Female lone star ticks can lay as many as 5,000 eggs. Unlike deer ticks, when the lone star larvae hatch they do not disperse but tend to stay in clusters on vegetation. When an unlucky person (or other animal) brushes against this cluster, hundreds of tiny ticks move onto the person. In my experience, the larval clusters seem to occur about shin height, so they tend to end up between the ankle and the knee. Although the larvae are tiny, they move very quickly and tend to bite as soon as they encounter bare skin.

If the unlucky person has not taken proper precautions they can end up with hundreds of tick bites in a matter of minutes. The silver lining is that since the larvae have not fed yet, most do not carry any illnesses that can be transferred to humans. However, recent research indicates that a small percentage of may carry disease organisms transferred directly from the mother to the larvae, so we need to monitor this situation closely.

The bad news is that the bites itch terribly for a long time, as much as six weeks in some reports. Because of the number of bites and the fierce itching, many people believe they have gotten into chiggers, however as far as I know there are no chiggers on the Vineyard.

We have not had enough experience with lone star larvae on the Vineyard to know precisely when they are active. But it is clear that they are present in August and September and possibly well into October. We are also still learning about their habitat, but I have encountered larvae in tall grass and brush and lone star ticks seem to be partial to cedars, pitch pines and possibly other conifers.

The best way to avoid lone star larval bites is to wear long pants, tucked into your socks, both treated with permethrin. You can buy clothing pretreated with permethrin or purchase the spray and do your own clothes.

I like the Insect Shield brand of clothing, which can be purchased online or at outdoor stores. The treated socks are available on-Island at Basics in Oak Bluffs and Brickman’s in Vineyard Haven. If it is still shorts season, the next best thing is to spray your legs, feet and footwear with a good repellent; traditionally products that contain 25 per cent deet have been considered the most effective.

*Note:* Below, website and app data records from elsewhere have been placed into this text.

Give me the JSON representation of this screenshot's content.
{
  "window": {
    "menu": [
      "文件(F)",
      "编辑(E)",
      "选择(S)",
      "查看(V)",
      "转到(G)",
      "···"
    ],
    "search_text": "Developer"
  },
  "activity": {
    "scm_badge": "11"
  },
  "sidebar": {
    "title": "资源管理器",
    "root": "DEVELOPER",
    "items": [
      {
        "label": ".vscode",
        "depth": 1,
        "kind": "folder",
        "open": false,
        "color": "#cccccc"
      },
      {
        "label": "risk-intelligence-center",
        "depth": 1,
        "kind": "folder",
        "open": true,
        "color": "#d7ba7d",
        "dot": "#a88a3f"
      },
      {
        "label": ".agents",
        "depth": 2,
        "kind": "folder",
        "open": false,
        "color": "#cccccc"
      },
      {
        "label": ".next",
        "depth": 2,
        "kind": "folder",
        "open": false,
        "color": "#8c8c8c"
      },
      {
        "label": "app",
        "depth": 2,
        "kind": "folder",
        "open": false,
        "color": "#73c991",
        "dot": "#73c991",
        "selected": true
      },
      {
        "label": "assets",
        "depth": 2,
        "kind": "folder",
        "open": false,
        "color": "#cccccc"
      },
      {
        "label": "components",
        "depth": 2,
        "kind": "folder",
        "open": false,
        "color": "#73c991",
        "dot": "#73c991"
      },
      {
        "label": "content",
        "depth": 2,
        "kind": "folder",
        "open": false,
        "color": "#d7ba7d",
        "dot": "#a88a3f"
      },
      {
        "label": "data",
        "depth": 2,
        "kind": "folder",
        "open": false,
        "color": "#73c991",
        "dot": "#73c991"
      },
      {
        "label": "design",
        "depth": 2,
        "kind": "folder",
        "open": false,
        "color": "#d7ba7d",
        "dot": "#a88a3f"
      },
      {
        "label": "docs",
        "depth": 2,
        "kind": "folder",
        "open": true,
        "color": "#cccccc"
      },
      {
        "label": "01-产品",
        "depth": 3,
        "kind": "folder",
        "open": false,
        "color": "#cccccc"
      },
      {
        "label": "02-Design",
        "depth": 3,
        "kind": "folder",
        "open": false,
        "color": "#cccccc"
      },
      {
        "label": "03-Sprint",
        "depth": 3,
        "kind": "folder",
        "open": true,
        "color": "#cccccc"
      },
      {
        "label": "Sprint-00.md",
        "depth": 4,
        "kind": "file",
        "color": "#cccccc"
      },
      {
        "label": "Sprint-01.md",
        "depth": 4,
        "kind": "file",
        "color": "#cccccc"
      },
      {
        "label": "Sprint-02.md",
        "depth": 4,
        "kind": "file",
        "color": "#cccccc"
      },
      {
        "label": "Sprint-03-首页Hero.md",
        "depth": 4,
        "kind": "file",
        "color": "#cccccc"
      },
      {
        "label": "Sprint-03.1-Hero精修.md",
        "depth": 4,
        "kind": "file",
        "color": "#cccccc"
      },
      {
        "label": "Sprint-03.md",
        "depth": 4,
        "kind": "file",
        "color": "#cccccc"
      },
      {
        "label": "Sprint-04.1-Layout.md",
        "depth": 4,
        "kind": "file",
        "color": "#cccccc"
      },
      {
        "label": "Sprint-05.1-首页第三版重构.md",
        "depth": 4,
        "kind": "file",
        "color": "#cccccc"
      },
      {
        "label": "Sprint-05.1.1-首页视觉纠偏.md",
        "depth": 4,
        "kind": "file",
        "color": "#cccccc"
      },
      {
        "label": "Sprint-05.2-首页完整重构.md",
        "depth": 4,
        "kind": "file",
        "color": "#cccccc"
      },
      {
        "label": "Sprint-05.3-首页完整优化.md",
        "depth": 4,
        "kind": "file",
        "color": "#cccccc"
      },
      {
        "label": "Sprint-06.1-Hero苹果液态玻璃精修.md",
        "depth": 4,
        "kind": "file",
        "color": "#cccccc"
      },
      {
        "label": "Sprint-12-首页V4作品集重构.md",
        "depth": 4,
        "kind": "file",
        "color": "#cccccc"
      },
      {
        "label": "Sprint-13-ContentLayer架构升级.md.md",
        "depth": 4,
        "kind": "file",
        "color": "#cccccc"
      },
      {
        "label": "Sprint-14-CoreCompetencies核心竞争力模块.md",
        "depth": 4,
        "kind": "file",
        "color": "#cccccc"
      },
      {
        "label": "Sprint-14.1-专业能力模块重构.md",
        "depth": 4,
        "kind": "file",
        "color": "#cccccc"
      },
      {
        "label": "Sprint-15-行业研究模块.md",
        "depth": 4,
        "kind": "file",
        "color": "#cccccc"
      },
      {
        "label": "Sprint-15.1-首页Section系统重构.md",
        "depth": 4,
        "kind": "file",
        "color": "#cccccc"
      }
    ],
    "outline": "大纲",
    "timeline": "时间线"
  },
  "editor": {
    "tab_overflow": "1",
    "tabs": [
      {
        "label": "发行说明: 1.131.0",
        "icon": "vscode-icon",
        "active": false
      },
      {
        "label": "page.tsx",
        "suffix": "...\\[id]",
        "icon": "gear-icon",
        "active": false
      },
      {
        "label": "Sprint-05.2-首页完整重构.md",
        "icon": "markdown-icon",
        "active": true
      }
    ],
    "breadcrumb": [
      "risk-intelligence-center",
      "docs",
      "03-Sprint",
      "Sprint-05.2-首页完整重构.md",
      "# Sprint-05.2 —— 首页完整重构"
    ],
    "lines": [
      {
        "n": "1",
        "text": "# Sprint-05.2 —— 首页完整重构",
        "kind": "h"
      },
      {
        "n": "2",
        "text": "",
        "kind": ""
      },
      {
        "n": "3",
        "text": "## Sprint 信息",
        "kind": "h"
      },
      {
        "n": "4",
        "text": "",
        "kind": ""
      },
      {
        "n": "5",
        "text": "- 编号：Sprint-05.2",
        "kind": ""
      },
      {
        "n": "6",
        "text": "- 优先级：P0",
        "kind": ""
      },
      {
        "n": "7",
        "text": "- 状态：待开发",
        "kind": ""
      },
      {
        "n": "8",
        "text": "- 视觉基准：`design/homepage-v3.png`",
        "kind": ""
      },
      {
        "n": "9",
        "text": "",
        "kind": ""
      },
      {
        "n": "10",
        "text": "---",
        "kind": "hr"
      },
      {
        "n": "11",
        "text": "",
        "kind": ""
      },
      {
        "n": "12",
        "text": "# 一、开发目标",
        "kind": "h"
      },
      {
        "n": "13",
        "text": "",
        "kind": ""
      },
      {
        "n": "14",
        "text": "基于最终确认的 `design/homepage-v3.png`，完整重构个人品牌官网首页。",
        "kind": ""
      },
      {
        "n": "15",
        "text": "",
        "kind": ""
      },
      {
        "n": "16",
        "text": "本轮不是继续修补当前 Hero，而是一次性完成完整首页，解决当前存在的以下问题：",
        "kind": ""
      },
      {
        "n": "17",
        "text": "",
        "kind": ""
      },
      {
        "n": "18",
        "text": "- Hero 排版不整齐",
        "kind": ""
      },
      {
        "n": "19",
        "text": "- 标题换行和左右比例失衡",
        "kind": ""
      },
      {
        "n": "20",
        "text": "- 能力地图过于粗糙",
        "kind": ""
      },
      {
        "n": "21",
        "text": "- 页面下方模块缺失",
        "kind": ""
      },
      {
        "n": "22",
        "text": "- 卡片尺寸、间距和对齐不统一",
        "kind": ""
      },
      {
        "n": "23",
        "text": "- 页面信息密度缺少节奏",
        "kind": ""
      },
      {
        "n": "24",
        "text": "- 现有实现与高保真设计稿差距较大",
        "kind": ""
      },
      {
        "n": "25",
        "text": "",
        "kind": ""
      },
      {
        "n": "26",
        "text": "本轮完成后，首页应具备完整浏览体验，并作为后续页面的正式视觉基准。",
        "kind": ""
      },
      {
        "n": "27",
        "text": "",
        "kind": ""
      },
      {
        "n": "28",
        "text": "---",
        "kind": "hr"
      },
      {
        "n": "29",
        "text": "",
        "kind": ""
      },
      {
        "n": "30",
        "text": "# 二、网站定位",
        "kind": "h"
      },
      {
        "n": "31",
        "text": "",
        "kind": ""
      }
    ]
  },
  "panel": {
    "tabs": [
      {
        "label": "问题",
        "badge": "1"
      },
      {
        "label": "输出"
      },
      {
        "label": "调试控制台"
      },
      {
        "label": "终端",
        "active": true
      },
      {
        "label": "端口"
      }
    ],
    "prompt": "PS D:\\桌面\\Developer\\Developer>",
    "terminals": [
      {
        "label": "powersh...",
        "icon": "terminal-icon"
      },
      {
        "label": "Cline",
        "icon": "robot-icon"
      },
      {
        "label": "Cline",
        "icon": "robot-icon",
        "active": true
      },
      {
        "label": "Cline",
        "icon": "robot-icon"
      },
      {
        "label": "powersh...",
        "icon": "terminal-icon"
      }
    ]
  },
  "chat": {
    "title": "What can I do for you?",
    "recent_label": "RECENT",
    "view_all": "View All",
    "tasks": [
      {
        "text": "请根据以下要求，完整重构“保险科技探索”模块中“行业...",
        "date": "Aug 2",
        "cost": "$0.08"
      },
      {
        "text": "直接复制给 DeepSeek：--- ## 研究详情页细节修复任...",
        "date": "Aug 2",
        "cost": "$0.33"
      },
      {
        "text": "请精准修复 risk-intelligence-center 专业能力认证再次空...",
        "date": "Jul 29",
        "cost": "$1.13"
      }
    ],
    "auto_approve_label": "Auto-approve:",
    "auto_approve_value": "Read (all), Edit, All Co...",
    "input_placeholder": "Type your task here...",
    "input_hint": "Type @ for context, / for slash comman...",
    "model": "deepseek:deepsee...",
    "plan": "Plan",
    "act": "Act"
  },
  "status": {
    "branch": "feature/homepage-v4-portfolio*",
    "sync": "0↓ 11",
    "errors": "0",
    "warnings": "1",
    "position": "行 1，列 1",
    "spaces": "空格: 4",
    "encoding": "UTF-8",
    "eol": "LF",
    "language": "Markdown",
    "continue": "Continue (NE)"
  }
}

Recently several plant-based products have been developed that seem to offer promise, including BioUD, Nookatone and a combination of essential oils.

For more information about these plant-based repellents, see the Center for Disease Control website at

Richard Johnson is an Island biologist who leads the Martha's Vineyard tick-borne illness reduction program.